[Element data from apps and pages]

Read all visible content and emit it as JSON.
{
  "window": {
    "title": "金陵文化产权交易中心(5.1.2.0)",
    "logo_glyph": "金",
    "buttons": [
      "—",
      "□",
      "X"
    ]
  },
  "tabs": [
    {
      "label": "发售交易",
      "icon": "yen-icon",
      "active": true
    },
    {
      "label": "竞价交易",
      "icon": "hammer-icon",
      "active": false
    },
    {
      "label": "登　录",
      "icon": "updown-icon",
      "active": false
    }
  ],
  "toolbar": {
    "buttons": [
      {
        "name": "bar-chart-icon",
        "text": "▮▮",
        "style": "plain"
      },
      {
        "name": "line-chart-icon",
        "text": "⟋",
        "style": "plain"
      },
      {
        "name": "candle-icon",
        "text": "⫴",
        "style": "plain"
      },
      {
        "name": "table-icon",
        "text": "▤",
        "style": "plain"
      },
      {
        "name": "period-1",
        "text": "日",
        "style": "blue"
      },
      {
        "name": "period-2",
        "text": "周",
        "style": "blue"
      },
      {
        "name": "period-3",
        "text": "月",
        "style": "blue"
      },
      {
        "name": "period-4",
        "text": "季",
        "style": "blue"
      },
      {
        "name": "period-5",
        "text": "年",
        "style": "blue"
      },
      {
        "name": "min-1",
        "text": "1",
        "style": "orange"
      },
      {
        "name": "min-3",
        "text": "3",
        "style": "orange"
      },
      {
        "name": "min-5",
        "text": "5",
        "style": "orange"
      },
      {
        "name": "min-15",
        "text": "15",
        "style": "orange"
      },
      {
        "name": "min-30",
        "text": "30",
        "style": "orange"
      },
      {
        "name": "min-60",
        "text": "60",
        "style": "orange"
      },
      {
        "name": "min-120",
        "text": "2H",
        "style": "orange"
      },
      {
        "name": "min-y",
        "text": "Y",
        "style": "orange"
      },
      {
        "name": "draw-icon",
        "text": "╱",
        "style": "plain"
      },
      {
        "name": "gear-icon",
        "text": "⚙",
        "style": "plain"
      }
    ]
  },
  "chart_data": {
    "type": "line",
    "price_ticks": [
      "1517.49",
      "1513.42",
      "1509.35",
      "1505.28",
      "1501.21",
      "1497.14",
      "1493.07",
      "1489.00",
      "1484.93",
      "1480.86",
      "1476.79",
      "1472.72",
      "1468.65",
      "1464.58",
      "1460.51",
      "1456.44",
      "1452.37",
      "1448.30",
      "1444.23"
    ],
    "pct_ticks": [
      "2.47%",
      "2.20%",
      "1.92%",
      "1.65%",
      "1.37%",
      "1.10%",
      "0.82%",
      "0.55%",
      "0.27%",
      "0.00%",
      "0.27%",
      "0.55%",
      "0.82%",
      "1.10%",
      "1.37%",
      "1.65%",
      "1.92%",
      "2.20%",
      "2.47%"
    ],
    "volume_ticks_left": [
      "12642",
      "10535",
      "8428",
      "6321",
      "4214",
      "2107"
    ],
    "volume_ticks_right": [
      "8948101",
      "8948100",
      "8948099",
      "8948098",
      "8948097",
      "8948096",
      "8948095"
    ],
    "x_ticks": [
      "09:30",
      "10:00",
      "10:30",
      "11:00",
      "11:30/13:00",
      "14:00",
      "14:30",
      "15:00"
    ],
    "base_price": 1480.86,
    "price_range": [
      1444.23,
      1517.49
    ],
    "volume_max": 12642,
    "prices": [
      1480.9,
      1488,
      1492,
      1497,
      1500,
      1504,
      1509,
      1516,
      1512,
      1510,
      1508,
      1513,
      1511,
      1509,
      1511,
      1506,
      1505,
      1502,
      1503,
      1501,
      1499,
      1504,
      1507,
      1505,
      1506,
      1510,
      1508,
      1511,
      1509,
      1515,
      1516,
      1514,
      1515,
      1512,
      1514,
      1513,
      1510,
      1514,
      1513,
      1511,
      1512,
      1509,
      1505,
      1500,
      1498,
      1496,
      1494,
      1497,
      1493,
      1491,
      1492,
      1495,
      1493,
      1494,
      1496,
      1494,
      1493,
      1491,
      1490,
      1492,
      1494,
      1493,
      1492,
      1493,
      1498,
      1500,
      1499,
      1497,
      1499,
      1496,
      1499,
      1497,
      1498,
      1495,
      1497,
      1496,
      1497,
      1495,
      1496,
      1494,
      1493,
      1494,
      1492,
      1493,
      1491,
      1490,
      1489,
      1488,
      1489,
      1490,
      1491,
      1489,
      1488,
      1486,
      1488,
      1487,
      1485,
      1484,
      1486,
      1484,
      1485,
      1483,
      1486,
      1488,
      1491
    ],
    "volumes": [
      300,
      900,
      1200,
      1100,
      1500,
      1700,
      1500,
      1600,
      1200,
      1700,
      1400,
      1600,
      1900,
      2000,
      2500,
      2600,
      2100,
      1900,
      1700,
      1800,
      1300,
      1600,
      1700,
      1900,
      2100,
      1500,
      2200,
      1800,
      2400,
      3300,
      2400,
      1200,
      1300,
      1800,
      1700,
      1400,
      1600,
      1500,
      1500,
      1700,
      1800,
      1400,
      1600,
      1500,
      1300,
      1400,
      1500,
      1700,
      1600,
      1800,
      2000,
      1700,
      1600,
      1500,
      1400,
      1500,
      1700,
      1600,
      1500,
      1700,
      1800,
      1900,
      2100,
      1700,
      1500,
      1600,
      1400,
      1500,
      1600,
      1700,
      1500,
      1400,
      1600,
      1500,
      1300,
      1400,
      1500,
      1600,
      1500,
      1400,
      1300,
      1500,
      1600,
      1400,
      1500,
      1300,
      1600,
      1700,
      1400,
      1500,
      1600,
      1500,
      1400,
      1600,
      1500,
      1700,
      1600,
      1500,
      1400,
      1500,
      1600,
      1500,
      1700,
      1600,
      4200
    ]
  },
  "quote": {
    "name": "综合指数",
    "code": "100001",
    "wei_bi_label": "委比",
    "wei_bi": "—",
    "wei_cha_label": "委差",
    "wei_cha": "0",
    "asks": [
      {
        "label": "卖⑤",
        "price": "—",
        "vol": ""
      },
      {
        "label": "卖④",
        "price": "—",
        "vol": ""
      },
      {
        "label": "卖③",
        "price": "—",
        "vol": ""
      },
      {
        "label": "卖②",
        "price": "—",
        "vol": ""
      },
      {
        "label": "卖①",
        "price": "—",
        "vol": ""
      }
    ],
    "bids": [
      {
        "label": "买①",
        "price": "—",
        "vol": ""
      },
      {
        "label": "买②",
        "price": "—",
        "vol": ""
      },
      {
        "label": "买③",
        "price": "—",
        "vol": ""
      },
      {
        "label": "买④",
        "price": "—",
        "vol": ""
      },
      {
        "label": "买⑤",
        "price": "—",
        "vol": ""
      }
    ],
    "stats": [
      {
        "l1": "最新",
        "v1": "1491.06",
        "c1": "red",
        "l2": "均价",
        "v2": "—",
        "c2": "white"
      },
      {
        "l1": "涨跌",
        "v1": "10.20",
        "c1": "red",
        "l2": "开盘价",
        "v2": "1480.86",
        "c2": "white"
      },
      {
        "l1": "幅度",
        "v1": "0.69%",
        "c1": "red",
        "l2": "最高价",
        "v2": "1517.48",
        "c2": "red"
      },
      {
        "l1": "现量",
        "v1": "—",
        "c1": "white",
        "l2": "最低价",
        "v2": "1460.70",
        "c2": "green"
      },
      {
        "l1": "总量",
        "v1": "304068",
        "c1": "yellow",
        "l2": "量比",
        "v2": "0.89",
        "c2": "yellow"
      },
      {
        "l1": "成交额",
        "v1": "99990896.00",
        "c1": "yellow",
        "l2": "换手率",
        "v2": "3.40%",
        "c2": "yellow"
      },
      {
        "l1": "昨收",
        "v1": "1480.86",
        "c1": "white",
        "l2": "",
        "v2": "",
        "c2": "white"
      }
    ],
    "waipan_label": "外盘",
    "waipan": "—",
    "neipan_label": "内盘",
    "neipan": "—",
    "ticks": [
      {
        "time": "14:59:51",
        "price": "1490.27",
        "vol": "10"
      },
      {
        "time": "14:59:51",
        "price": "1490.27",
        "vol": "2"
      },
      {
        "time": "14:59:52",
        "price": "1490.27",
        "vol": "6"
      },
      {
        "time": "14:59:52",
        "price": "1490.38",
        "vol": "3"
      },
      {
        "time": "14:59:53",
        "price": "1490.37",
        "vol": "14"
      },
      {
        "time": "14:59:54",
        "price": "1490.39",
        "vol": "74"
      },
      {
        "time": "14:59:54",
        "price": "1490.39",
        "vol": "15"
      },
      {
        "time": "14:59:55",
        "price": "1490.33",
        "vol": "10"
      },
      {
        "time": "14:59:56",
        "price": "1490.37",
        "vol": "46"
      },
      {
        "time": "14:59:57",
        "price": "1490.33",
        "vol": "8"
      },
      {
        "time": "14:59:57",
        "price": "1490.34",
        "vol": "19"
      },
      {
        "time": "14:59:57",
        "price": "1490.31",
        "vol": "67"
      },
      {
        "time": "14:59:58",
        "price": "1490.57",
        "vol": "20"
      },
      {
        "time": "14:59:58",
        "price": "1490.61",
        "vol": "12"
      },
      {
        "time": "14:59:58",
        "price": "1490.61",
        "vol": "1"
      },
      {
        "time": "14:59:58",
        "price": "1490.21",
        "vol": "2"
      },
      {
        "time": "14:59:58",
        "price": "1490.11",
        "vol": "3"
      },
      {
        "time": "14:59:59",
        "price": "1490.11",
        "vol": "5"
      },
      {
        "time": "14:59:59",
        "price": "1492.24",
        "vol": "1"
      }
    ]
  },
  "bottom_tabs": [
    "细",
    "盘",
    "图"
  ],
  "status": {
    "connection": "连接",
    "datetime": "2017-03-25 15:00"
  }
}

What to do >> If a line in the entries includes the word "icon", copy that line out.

Result for this task >>
      "icon": "yen-icon",
      "icon": "hammer-icon",
      "icon": "updown-icon",
        "name": "bar-chart-icon",
        "name": "line-chart-icon",
        "name": "candle-icon",
        "name": "table-icon",
        "name": "draw-icon",
        "name": "gear-icon",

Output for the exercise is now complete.